Data items:
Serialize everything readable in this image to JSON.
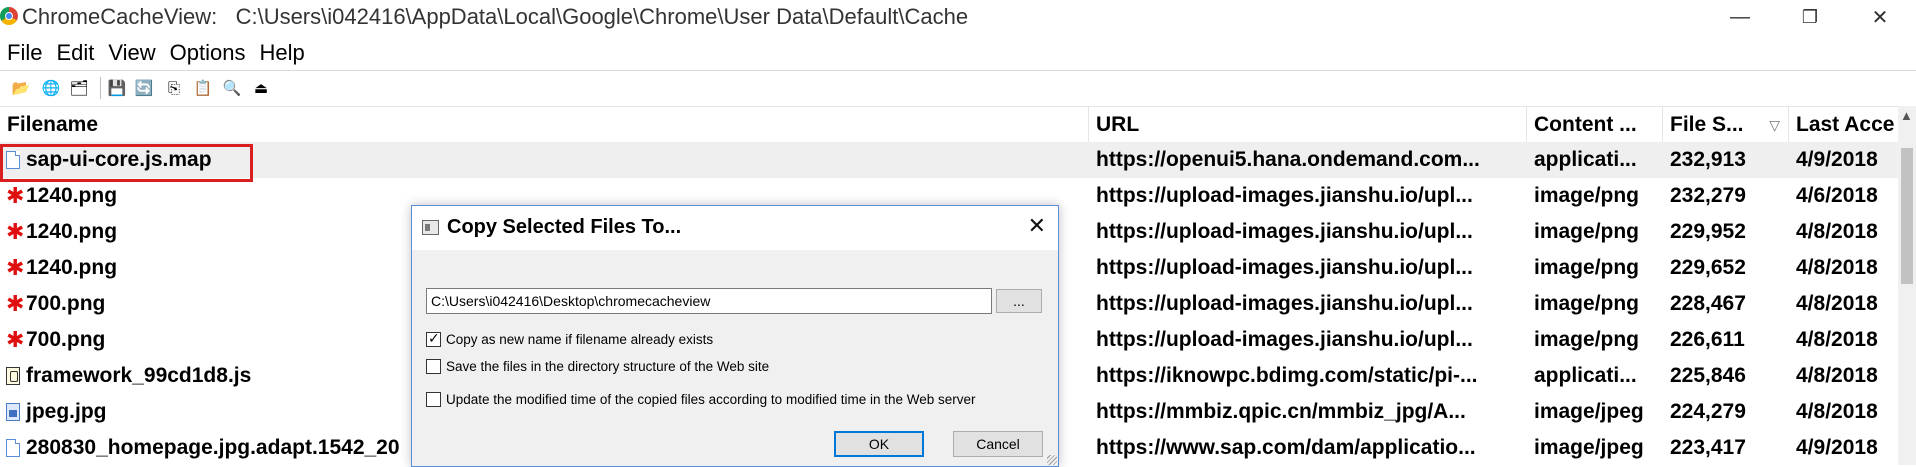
{
  "window": {
    "title": "ChromeCacheView:   C:\\Users\\i042416\\AppData\\Local\\Google\\Chrome\\User Data\\Default\\Cache",
    "controls": {
      "minimize": "—",
      "restore": "❐",
      "close": "✕"
    }
  },
  "menu": [
    "File",
    "Edit",
    "View",
    "Options",
    "Help"
  ],
  "toolbar": {
    "icons": [
      "open-folder-icon",
      "globe-icon",
      "select-folder-icon",
      "save-icon",
      "refresh-icon",
      "copy-icon",
      "properties-icon",
      "find-icon",
      "exit-icon"
    ],
    "glyphs": [
      "📂",
      "🌐",
      "🗂",
      "💾",
      "🔄",
      "⎘",
      "📋",
      "🔍",
      "⏏"
    ]
  },
  "list": {
    "columns": [
      "Filename",
      "URL",
      "Content ...",
      "File S...",
      "Last Acce"
    ],
    "sort_indicator": "▽",
    "rows": [
      {
        "icon": "doc",
        "filename": "sap-ui-core.js.map",
        "url": "https://openui5.hana.ondemand.com...",
        "content": "applicati...",
        "size": "232,913",
        "accessed": "4/9/2018",
        "selected": true
      },
      {
        "icon": "png",
        "filename": "1240.png",
        "url": "https://upload-images.jianshu.io/upl...",
        "content": "image/png",
        "size": "232,279",
        "accessed": "4/6/2018"
      },
      {
        "icon": "png",
        "filename": "1240.png",
        "url": "https://upload-images.jianshu.io/upl...",
        "content": "image/png",
        "size": "229,952",
        "accessed": "4/8/2018"
      },
      {
        "icon": "png",
        "filename": "1240.png",
        "url": "https://upload-images.jianshu.io/upl...",
        "content": "image/png",
        "size": "229,652",
        "accessed": "4/8/2018"
      },
      {
        "icon": "png",
        "filename": "700.png",
        "url": "https://upload-images.jianshu.io/upl...",
        "content": "image/png",
        "size": "228,467",
        "accessed": "4/8/2018"
      },
      {
        "icon": "png",
        "filename": "700.png",
        "url": "https://upload-images.jianshu.io/upl...",
        "content": "image/png",
        "size": "226,611",
        "accessed": "4/8/2018"
      },
      {
        "icon": "js",
        "filename": "framework_99cd1d8.js",
        "url": "https://iknowpc.bdimg.com/static/pi-...",
        "content": "applicati...",
        "size": "225,846",
        "accessed": "4/8/2018"
      },
      {
        "icon": "jpg",
        "filename": "jpeg.jpg",
        "url": "https://mmbiz.qpic.cn/mmbiz_jpg/A...",
        "content": "image/jpeg",
        "size": "224,279",
        "accessed": "4/8/2018"
      },
      {
        "icon": "doc",
        "filename": "280830_homepage.jpg.adapt.1542_20",
        "url": "https://www.sap.com/dam/applicatio...",
        "content": "image/jpeg",
        "size": "223,417",
        "accessed": "4/9/2018"
      }
    ]
  },
  "dialog": {
    "title": "Copy Selected Files To...",
    "close_glyph": "✕",
    "path_value": "C:\\Users\\i042416\\Desktop\\chromecacheview",
    "browse_label": "...",
    "options": [
      {
        "label": "Copy as new name if filename already exists",
        "checked": true
      },
      {
        "label": "Save the files in the directory structure of the Web site",
        "checked": false
      },
      {
        "label": "Update the modified time of the copied files according to modified time in the Web server",
        "checked": false
      }
    ],
    "ok_label": "OK",
    "cancel_label": "Cancel"
  }
}
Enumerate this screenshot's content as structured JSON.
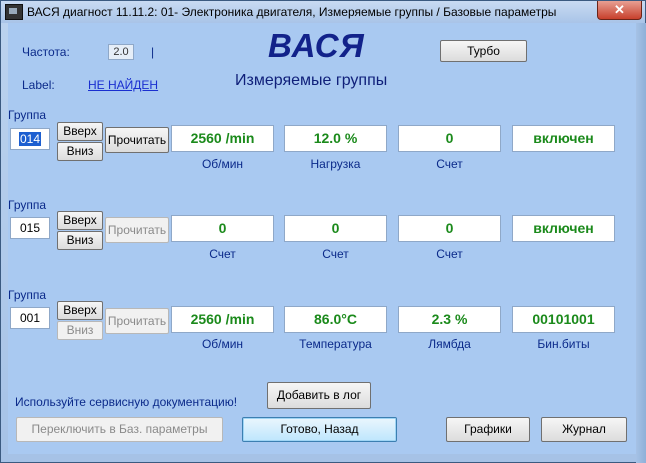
{
  "window": {
    "title": "ВАСЯ диагност 11.11.2: 01- Электроника двигателя,  Измеряемые группы / Базовые параметры",
    "close_label": "✕"
  },
  "header": {
    "freq_label": "Частота:",
    "freq_value": "2.0",
    "freq_marker": "|",
    "label_label": "Label:",
    "label_value": "НЕ НАЙДЕН",
    "app_name": "ВАСЯ",
    "subtitle": "Измеряемые группы",
    "turbo_label": "Турбо"
  },
  "groups": [
    {
      "label": "Группа",
      "number": "014",
      "up": "Вверх",
      "down": "Вниз",
      "read": "Прочитать",
      "values": [
        "2560 /min",
        "12.0 %",
        "0",
        "включен"
      ],
      "captions": [
        "Об/мин",
        "Нагрузка",
        "Счет",
        ""
      ]
    },
    {
      "label": "Группа",
      "number": "015",
      "up": "Вверх",
      "down": "Вниз",
      "read": "Прочитать",
      "values": [
        "0",
        "0",
        "0",
        "включен"
      ],
      "captions": [
        "Счет",
        "Счет",
        "Счет",
        ""
      ]
    },
    {
      "label": "Группа",
      "number": "001",
      "up": "Вверх",
      "down": "Вниз",
      "read": "Прочитать",
      "values": [
        "2560 /min",
        "86.0°C",
        "2.3 %",
        "00101001"
      ],
      "captions": [
        "Об/мин",
        "Температура",
        "Лямбда",
        "Бин.биты"
      ]
    }
  ],
  "footer": {
    "hint": "Используйте сервисную документацию!",
    "add_log": "Добавить в лог",
    "switch_basic": "Переключить в Баз. параметры",
    "done_back": "Готово, Назад",
    "graphs": "Графики",
    "journal": "Журнал"
  }
}
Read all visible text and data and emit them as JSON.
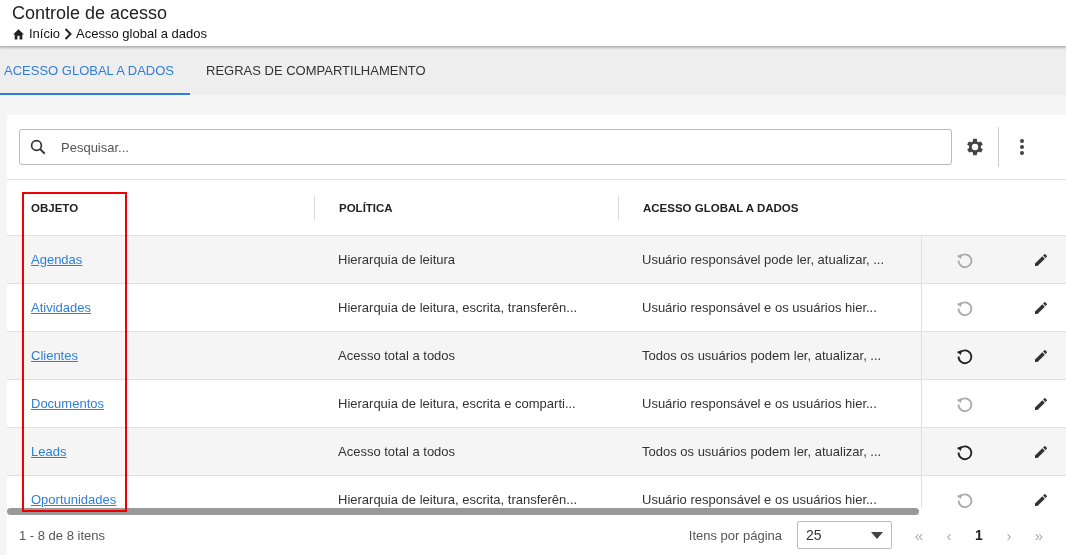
{
  "header": {
    "title": "Controle de acesso",
    "breadcrumb": [
      "Início",
      "Acesso global a dados"
    ]
  },
  "tabs": [
    {
      "label": "ACESSO GLOBAL A DADOS",
      "selected": true
    },
    {
      "label": "REGRAS DE COMPARTILHAMENTO",
      "selected": false
    }
  ],
  "search": {
    "placeholder": "Pesquisar..."
  },
  "table": {
    "columns": [
      "OBJETO",
      "POLÍTICA",
      "ACESSO GLOBAL A DADOS"
    ],
    "highlight": {
      "kind": "frame"
    },
    "rows": [
      {
        "object": "Agendas",
        "policy": "Hierarquia de leitura",
        "access": "Usuário responsável pode ler, atualizar, ...",
        "reset_enabled": false
      },
      {
        "object": "Atividades",
        "policy": "Hierarquia de leitura, escrita, transferên...",
        "access": "Usuário responsável e os usuários hier...",
        "reset_enabled": false
      },
      {
        "object": "Clientes",
        "policy": "Acesso total a todos",
        "access": "Todos os usuários podem ler, atualizar, ...",
        "reset_enabled": true
      },
      {
        "object": "Documentos",
        "policy": "Hierarquia de leitura, escrita e comparti...",
        "access": "Usuário responsável e os usuários hier...",
        "reset_enabled": false
      },
      {
        "object": "Leads",
        "policy": "Acesso total a todos",
        "access": "Todos os usuários podem ler, atualizar, ...",
        "reset_enabled": true
      },
      {
        "object": "Oportunidades",
        "policy": "Hierarquia de leitura, escrita, transferên...",
        "access": "Usuário responsável e os usuários hier...",
        "reset_enabled": false
      }
    ]
  },
  "footer": {
    "count": "1 - 8 de 8 itens",
    "page_size_label": "Itens por página",
    "page_size": "25",
    "first": "«",
    "previous": "‹",
    "pages": [
      {
        "label": "1",
        "selected": true
      }
    ],
    "next": "›",
    "last": "»"
  }
}
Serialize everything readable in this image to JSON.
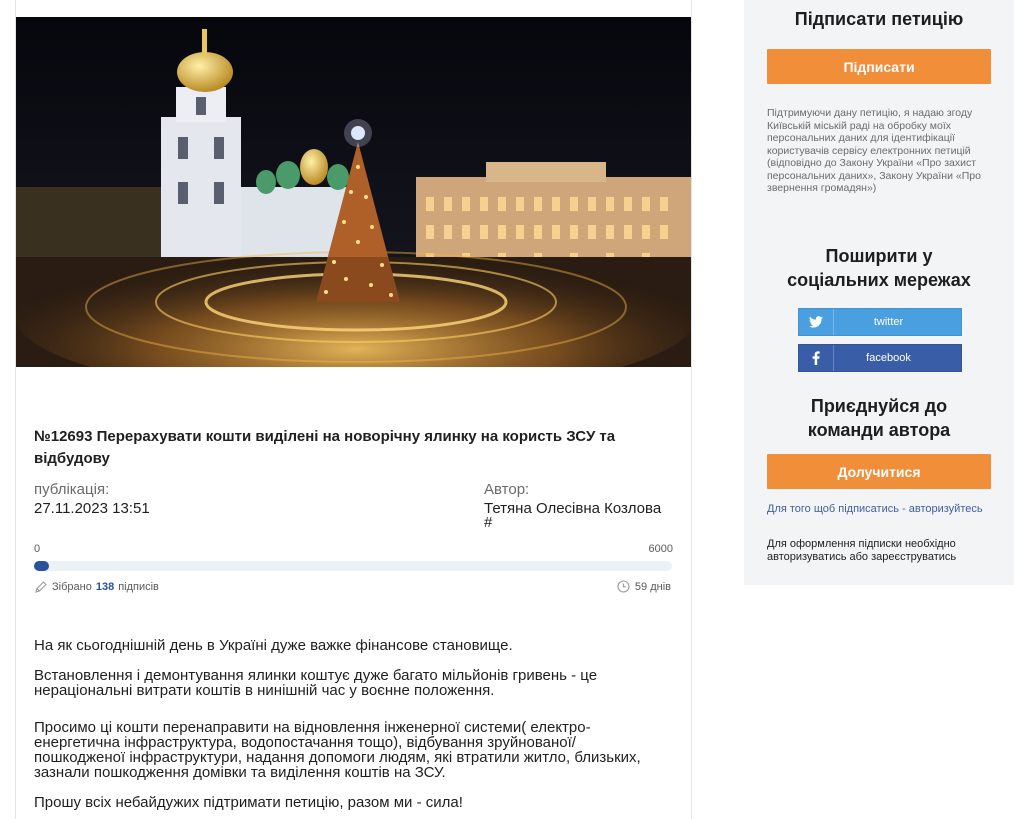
{
  "petition": {
    "title": "№12693 Перерахувати кошти виділені на новорічну ялинку на користь ЗСУ та відбудову",
    "publication_label": "публікація:",
    "publication_date": "27.11.2023 13:51",
    "author_label": "Автор:",
    "author_name": "Тетяна Олесівна Козлова",
    "author_suffix": "#",
    "image_alt": "christmas-tree-sofia-square-night",
    "progress": {
      "min": "0",
      "max": "6000",
      "collected": 138,
      "target": 6000,
      "collected_prefix": "Зібрано",
      "collected_count": "138",
      "collected_suffix": "підписів",
      "days_left": "59 днів"
    },
    "body": [
      "На як сьогоднішній день в Україні дуже важке фінансове становище.",
      "Встановлення і демонтування ялинки коштує дуже багато мільйонів гривень - це нераціональні витрати коштів в нинішній час у воєнне положення.",
      "Просимо ці кошти перенаправити на відновлення інженерної системи( електро-енергетична інфраструктура, водопостачання тощо), відбування зруйнованої/пошкодженої інфраструктури, надання допомоги людям, які втратили житло, близьких, зазнали пошкодження домівки та виділення коштів на ЗСУ.",
      "Прошу всіх небайдужих підтримати петицію, разом ми - сила!"
    ]
  },
  "sidebar": {
    "sign_heading": "Підписати петицію",
    "sign_button": "Підписати",
    "consent_text": "Підтримуючи дану петицію, я надаю згоду Київській міській раді на обробку моїх персональних даних для ідентифікації користувачів сервісу електронних петицій (відповідно до Закону України «Про захист персональних даних», Закону України «Про звернення громадян»)",
    "share_heading": "Поширити у соціальних мережах",
    "twitter_label": "twitter",
    "facebook_label": "facebook",
    "join_heading": "Приєднуйся до команди автора",
    "join_button": "Долучитися",
    "auth_link": "Для того щоб підписатись - авторизуйтесь",
    "auth_note": "Для оформлення підписки необхідно авторизуватись або зареєструватись"
  },
  "colors": {
    "accent_orange": "#f08e3a",
    "progress_blue": "#29529b",
    "twitter_blue": "#4a9fe0",
    "facebook_blue": "#3a5da8",
    "sidebar_bg": "#f3f4f6"
  }
}
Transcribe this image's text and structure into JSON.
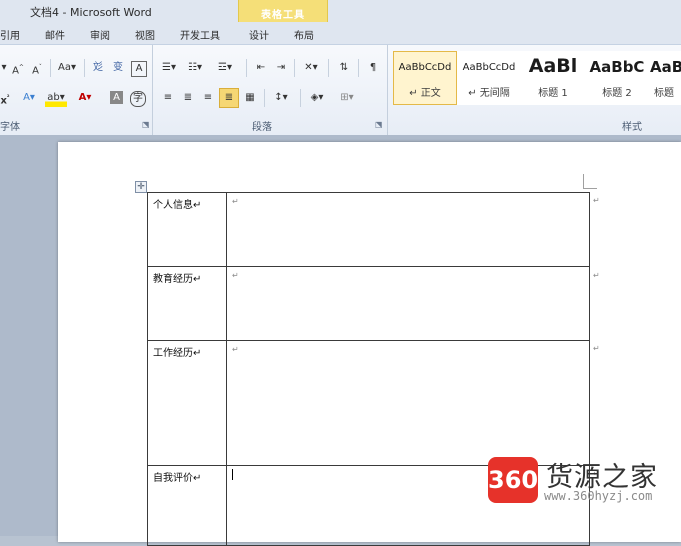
{
  "window": {
    "title": "文档4 - Microsoft Word",
    "contextual_group": "表格工具"
  },
  "tabs": [
    "引用",
    "邮件",
    "审阅",
    "视图",
    "开发工具",
    "设计",
    "布局"
  ],
  "ribbon": {
    "font_group": {
      "label": "字体",
      "row1": [
        "A˄",
        "A˅",
        "Aa▾",
        "彣",
        "变",
        "A"
      ],
      "row2": [
        "x²",
        "A▾",
        "ab▾",
        "A▾",
        "A",
        "字"
      ]
    },
    "paragraph_group": {
      "label": "段落"
    },
    "styles_group": {
      "label": "样式",
      "items": [
        {
          "sample": "AaBbCcDd",
          "name": "↵ 正文",
          "selected": true
        },
        {
          "sample": "AaBbCcDd",
          "name": "↵ 无间隔",
          "selected": false
        },
        {
          "sample": "AaBl",
          "name": "标题 1",
          "selected": false
        },
        {
          "sample": "AaBbC",
          "name": "标题 2",
          "selected": false
        },
        {
          "sample": "AaB",
          "name": "标题",
          "selected": false
        }
      ]
    }
  },
  "table": {
    "rows": [
      {
        "label": "个人信息↵",
        "value": "↵"
      },
      {
        "label": "教育经历↵",
        "value": "↵"
      },
      {
        "label": "工作经历↵",
        "value": "↵"
      },
      {
        "label": "自我评价↵",
        "value": ""
      }
    ],
    "row_end_mark": "↵",
    "move_handle": "✛"
  },
  "watermark": {
    "badge": "360",
    "name": "货源之家",
    "url": "www.360hyzj.com"
  },
  "colors": {
    "accent_yellow": "#f5df78",
    "ribbon_bg": "#e7edf6",
    "watermark_red": "#e6322a"
  }
}
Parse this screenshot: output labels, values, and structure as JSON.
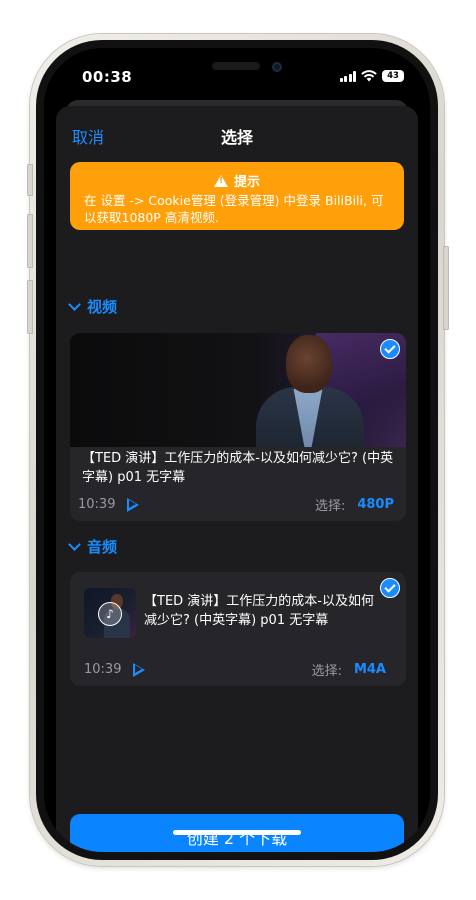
{
  "status_bar": {
    "time": "00:38",
    "battery": "43"
  },
  "nav": {
    "cancel_label": "取消",
    "title": "选择"
  },
  "notice": {
    "title": "提示",
    "body": "在 设置 -> Cookie管理 (登录管理) 中登录 BiliBili, 可以获取1080P 高清视频."
  },
  "video_section": {
    "label": "视频",
    "item": {
      "title": "【TED 演讲】工作压力的成本-以及如何减少它? (中英字幕)  p01 无字幕",
      "duration": "10:39",
      "select_label": "选择:",
      "quality": "480P",
      "selected": true
    }
  },
  "audio_section": {
    "label": "音频",
    "item": {
      "title": "【TED 演讲】工作压力的成本-以及如何减少它? (中英字幕)  p01 无字幕",
      "duration": "10:39",
      "select_label": "选择:",
      "format": "M4A",
      "selected": true
    }
  },
  "create_button": {
    "label": "创建 2 个下载"
  },
  "colors": {
    "accent": "#0a84ff",
    "warning": "#ff9f0a",
    "sheet_bg": "#1c1c1e",
    "card_bg": "#26262a"
  },
  "icons": {
    "warning": "warning-triangle-icon",
    "chevron": "chevron-down-icon",
    "check": "checkmark-circle-icon",
    "play": "play-icon",
    "music": "music-note-icon"
  }
}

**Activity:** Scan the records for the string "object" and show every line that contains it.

**Reply:**
        "object": "Agendas",
        "object": "Atividades",
        "object": "Clientes",
        "object": "Documentos",
        "object": "Leads",
        "object": "Oportunidades",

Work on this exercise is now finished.